featuring guest authors; crafting tips and projects; recipes from food editor and sleuthing sidekick Cloris McWerther; and decorating, travel, fashion, health, beauty, and finance tips from the rest of the American Woman editors.

Wednesday, July 7, 2010

GUEST KATHY FAWCETT, SELF-DEFENSE INSTRUCTOR: TRAFFIC LIGHT SAFETY

Today we have another safety blog, courtesy of Kathy Fawcett from Attacking the PageKathy is a shodan (1st grade black belt) in Isshinryu Karate and helps run her husband‘s dojo, the NJ Academy of Martial Arts, located in Lebanon, NJ. She is also a certified women’s self-defense instructor with the FLAG (Fight Like a Girl) Program. Kathy writes paranormal romances and loves kick butt heroes and heroines. Welcome, Kathy! -- AP

TRAFFIC LIGHT OF SAFETY

Teach your children the Traffic Light of Safety.

Children learn at a very young age that a green light means go, yellow means slow down (unless you’re from New Jersey where it means gun it before it turns red) and red means stop.  So it is easy for them to understand the Traffic Light of Safety.

Green = Go.  It’s safe to play

Yellow = Caution.  Something isn’t right.  Get to a safe place now.

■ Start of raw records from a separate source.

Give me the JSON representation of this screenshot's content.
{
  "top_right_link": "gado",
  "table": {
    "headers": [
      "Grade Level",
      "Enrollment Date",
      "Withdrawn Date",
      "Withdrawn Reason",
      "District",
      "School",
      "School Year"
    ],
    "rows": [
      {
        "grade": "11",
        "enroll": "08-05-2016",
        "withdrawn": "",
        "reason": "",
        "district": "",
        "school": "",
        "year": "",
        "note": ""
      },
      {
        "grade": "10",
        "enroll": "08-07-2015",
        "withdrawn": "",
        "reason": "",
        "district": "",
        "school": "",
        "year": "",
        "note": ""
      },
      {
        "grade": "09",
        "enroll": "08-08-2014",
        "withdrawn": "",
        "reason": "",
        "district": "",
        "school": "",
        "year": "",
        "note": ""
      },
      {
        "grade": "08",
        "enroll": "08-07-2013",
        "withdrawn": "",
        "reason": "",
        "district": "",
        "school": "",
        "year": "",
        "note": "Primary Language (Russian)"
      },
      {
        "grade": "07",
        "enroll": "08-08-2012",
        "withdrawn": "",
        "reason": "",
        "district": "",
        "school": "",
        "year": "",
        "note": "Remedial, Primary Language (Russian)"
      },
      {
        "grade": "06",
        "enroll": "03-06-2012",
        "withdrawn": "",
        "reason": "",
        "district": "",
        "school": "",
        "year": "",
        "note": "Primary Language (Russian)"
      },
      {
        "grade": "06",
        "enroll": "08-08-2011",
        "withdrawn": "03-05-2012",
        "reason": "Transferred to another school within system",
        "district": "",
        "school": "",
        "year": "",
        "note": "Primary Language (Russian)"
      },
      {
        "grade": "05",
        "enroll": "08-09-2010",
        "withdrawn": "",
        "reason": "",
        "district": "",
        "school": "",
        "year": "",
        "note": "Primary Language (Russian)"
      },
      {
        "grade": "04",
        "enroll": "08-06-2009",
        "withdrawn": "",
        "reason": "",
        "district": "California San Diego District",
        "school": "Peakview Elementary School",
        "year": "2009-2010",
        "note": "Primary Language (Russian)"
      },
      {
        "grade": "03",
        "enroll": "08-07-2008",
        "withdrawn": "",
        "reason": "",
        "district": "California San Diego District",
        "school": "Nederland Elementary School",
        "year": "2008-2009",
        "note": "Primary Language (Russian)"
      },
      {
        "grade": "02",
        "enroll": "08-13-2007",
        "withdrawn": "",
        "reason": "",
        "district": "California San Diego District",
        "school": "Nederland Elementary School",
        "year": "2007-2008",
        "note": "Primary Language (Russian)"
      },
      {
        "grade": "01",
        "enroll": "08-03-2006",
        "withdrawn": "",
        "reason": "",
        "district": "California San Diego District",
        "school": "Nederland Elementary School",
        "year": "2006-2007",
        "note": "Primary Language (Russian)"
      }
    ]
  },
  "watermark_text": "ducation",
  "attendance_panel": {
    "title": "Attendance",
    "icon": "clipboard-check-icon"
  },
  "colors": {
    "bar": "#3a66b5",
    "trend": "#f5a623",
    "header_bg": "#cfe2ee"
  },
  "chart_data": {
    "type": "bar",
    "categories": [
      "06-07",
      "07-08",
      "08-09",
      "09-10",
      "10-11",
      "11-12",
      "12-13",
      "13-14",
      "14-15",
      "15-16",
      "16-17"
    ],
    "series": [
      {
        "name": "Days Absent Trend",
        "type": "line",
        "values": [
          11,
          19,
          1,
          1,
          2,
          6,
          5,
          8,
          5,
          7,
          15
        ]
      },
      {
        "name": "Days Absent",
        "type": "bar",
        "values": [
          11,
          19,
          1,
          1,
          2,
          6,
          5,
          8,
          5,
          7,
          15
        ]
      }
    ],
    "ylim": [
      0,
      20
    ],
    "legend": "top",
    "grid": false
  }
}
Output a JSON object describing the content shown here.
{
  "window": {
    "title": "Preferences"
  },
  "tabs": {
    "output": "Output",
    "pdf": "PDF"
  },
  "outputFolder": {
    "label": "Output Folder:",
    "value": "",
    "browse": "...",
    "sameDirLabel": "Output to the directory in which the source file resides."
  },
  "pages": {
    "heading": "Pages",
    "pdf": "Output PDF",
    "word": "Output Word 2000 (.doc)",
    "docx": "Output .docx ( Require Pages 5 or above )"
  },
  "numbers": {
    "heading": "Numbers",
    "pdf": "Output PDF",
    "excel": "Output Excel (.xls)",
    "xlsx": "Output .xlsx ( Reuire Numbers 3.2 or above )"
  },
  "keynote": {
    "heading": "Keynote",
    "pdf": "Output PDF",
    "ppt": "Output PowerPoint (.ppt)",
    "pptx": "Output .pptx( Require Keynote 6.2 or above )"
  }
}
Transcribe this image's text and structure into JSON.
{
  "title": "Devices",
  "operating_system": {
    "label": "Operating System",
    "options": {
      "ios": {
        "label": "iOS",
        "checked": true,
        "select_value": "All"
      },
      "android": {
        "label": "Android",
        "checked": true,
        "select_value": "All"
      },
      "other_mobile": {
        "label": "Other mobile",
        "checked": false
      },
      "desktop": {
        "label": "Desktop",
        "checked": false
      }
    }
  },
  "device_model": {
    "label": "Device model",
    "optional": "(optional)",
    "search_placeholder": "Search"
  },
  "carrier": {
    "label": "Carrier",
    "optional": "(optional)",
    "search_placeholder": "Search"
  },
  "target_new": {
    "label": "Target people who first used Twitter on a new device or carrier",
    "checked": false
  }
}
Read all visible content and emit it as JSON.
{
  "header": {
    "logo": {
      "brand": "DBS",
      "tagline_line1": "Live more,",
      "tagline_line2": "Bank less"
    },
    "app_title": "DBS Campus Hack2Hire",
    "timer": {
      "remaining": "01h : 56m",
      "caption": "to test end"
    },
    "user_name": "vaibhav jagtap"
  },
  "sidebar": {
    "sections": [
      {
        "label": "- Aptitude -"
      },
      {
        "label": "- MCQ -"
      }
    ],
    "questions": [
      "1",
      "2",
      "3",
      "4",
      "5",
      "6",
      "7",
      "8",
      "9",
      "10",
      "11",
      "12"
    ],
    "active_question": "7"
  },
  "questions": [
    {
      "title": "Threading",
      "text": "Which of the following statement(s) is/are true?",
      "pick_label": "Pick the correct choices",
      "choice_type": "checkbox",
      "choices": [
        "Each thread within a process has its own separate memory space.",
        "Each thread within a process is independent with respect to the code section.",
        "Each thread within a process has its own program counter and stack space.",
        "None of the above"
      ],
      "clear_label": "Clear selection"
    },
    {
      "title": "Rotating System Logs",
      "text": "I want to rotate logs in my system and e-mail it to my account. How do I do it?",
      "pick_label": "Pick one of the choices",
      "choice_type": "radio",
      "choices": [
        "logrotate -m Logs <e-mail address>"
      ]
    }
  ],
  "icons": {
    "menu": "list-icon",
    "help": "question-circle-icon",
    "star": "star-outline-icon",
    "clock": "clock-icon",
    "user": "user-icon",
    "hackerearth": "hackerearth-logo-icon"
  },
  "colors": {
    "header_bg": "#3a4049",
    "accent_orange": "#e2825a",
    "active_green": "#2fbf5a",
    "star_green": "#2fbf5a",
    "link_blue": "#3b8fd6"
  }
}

Red = Stop! You are in danger.  If you can’t get to safety, Defend Yourself!

The goal is to always be in a Green situation.  When teaching self-defense classes, I give the following example to my young students.

You are playing with your friends at the park.  Mom or Dad is nearby and can easily see you.  This is a green light.  Go ahead, it’s safe to play.

While playing, you wander past the big bulky jungle gym to the other side of the playground.  You can’t see Mom or Dad from here, which means they probably can’t see you either.  And look, there is a stranger nearby watching you play.  There is no immediate danger, but something just doesn’t feel right.  This is a Yellow Light.  Caution.  Get back to safety.  Find Mom or Dad.  Tell them what happened.  It may turn out that they know the other person.  He’s a dad whose kid is also playing at the park.  Or they may not know this person, and will keep a watchful eye on him.

What happens if the stranger calls you over?  He says he’s lost his puppy and asks you to help find him.  This is a Red Light.  Adults don’t need to ask kids for help.  They can find another adult to help them.   Get to safety immediately.  Don’t talk to the person.  Don’t make up excuses for why you can’t help, just run to safety.  If you feel you must say something, yell, “Have to ask Mom” WHILE you are running away.

What happens if the stranger grabs you?  This is an obvious Red Light.  You are in immediate danger.  You must do everything you can to get back to safety; punch, kick, bite, pinch, spit, and scream.

If you yell “No!  Stop,” people in the area may not help because they think you are a naughty child who doesn’t want to leave the park.  Yell, “Help!  Stranger!” or “I don’t know you!” or “Help!  You’re not my Dad.”  Let everyone in the area know you are in danger.

Keep in mind that you can use the Traffic Light to illustrate other scenarios with children of all ages, and adults too.  Try using this analogy with your teen when discussing Internet safety, partying, alcohol, drugs, or sex.

Great advice, isn’t it? Please share any examples you come up with in the comments section. Remember, anyone who posts a comment this week is entered into the drawing for a free book from our Book Club Friday guest author.-- AP

1 comment:

Kathye Quick said...

Been a long time since I had really little kids, this reminded me just how long ago it was. OUCH.

but it all sounds like grea advice for the times. Good job!

All my kids are black belts. I wanted to assure they defended themselves if they had too.